Just a little on the ugly side
The 170 MK 31 Freighter was designed and built in England in the mid 1940s as a military transport. The first flight of the prototype took place on December 2, 1945. Bristol built 214 of them and supplied to the RCAF, RAAF and RNZAF, as well as various civil operators throughout the world, including Trans-Canada Air Lines.
The cockpit is located above the cargo area, and is entered by means of a ladder on the right side of the cargo compartment. The crew usually consisted of pilot, co-pilot, flight engineer and load master. The large unobstructed cargo area, with front-opening clamshell doors, was designed to carry large, heavy loads. Numerous tie-down rings on the floor were used to secure the cargo.
The Bristol Freighter was always considered to be just a little on the ugly side.
In the latter part of the 50s, three Bristol Freighters were operated as cargo carriers by Trans-Canada Air Lines (now Air Canada). On one cargo flight to La Guardia, NY, the aircraft was approaching and the Tower Controller used the standard phrase, “Confirm wheels down and locked.” The aircraft Captain replied, “Wheels down and welded!”
The Tower Controller then said to the Captain: “Where did you get that aircraft?
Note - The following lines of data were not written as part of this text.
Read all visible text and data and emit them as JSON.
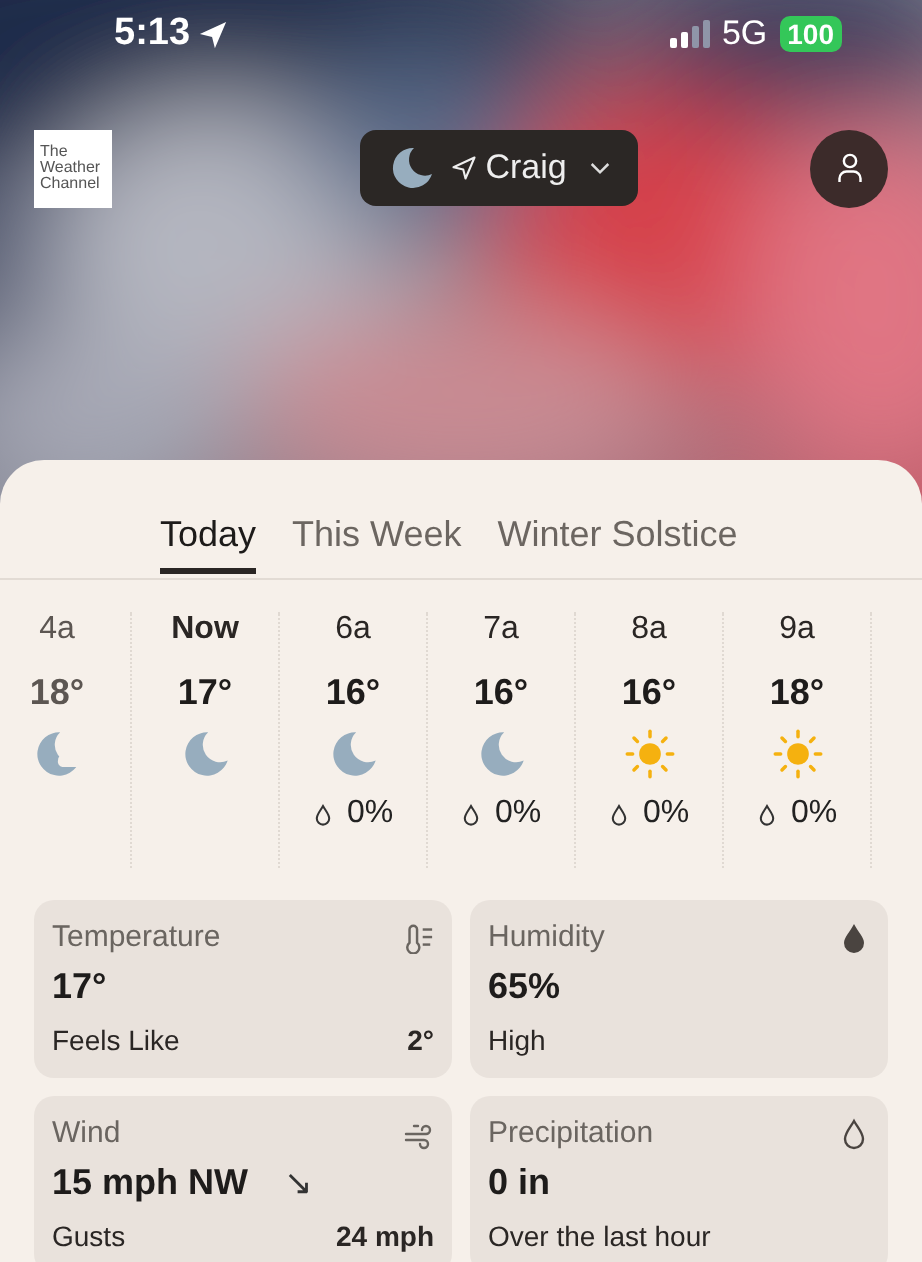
{
  "status_bar": {
    "time": "5:13",
    "network": "5G",
    "battery": "100"
  },
  "header": {
    "logo_text": "The Weather Channel",
    "location": "Craig"
  },
  "tabs": [
    {
      "label": "Today",
      "selected": true
    },
    {
      "label": "This Week",
      "selected": false
    },
    {
      "label": "Winter Solstice",
      "selected": false
    }
  ],
  "hours": [
    {
      "time": "4a",
      "temp": "18°",
      "kind": "moon-cloud",
      "past": true,
      "selected": false
    },
    {
      "time": "Now",
      "temp": "17°",
      "kind": "moon",
      "past": false,
      "selected": true
    },
    {
      "time": "6a",
      "temp": "16°",
      "kind": "moon",
      "precip": "0%",
      "past": false,
      "selected": false
    },
    {
      "time": "7a",
      "temp": "16°",
      "kind": "moon",
      "precip": "0%",
      "past": false,
      "selected": false
    },
    {
      "time": "8a",
      "temp": "16°",
      "kind": "sun",
      "precip": "0%",
      "past": false,
      "selected": false
    },
    {
      "time": "9a",
      "temp": "18°",
      "kind": "sun",
      "precip": "0%",
      "past": false,
      "selected": false
    }
  ],
  "cards": [
    {
      "title": "Temperature",
      "kind": "temperature",
      "value": "17°",
      "sub_label": "Feels Like",
      "sub_value": "2°"
    },
    {
      "title": "Humidity",
      "kind": "humidity",
      "value": "65%",
      "sub_label": "High"
    },
    {
      "title": "Wind",
      "kind": "wind",
      "value": "15 mph NW",
      "value_arrow": "↘",
      "sub_label": "Gusts",
      "sub_value": "24 mph"
    },
    {
      "title": "Precipitation",
      "kind": "precipitation",
      "value": "0 in",
      "sub_label": "Over the last hour"
    }
  ]
}
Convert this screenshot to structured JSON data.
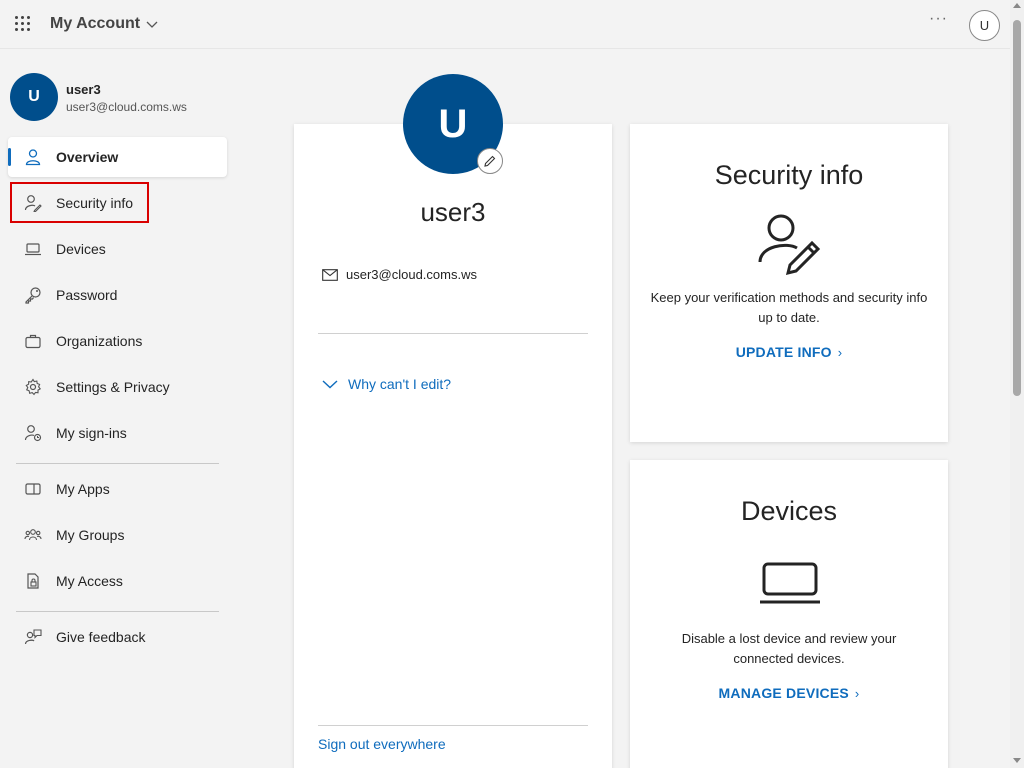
{
  "header": {
    "app_title": "My Account",
    "more_label": "···",
    "avatar_initial": "U"
  },
  "user": {
    "initial": "U",
    "name": "user3",
    "email": "user3@cloud.coms.ws"
  },
  "nav": {
    "items": [
      {
        "label": "Overview",
        "icon": "person-icon",
        "active": true
      },
      {
        "label": "Security info",
        "icon": "person-key-icon"
      },
      {
        "label": "Devices",
        "icon": "laptop-icon"
      },
      {
        "label": "Password",
        "icon": "key-icon"
      },
      {
        "label": "Organizations",
        "icon": "briefcase-icon"
      },
      {
        "label": "Settings & Privacy",
        "icon": "gear-icon"
      },
      {
        "label": "My sign-ins",
        "icon": "sign-ins-icon"
      },
      {
        "label": "My Apps",
        "icon": "apps-icon"
      },
      {
        "label": "My Groups",
        "icon": "people-icon"
      },
      {
        "label": "My Access",
        "icon": "lock-doc-icon"
      },
      {
        "label": "Give feedback",
        "icon": "feedback-icon"
      }
    ]
  },
  "profile_card": {
    "initial": "U",
    "name": "user3",
    "email": "user3@cloud.coms.ws",
    "why_cant_edit": "Why can't I edit?",
    "sign_out": "Sign out everywhere"
  },
  "security_card": {
    "title": "Security info",
    "description": "Keep your verification methods and security info up to date.",
    "link": "UPDATE INFO"
  },
  "devices_card": {
    "title": "Devices",
    "description": "Disable a lost device and review your connected devices.",
    "link": "MANAGE DEVICES"
  },
  "colors": {
    "accent": "#0f6cbd",
    "avatar": "#004e8c",
    "highlight": "#d90000"
  }
}
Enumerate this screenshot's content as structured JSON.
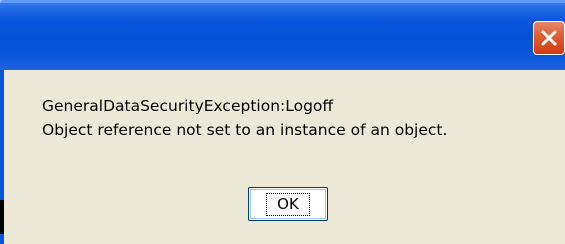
{
  "dialog": {
    "title": "",
    "message_lines": [
      "GeneralDataSecurityException:Logoff",
      "Object reference not set to an instance of an object."
    ],
    "ok_label": "OK",
    "close_icon": "close-icon"
  },
  "colors": {
    "titlebar": "#0a55dd",
    "close_button": "#e05a33",
    "body_background": "#ece9d8",
    "button_border": "#003c74"
  }
}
Did you make it?”
CF-WAE was built in 1955 for the RCAF. It carried F86 Sabre Fighter Jets and Helicopters from bases in France and Germany to overhaul facilities in the U.K. It was purchased in 1967 by Wardair to carry freight around northern Canada, mainly to the DEW Line of Radar Stations. It was sold to Norcanair in Saskatchewan where it operated until 1983. Norcanair then flew it to Winnipeg and donated it to the Western Canada Aviation Museum.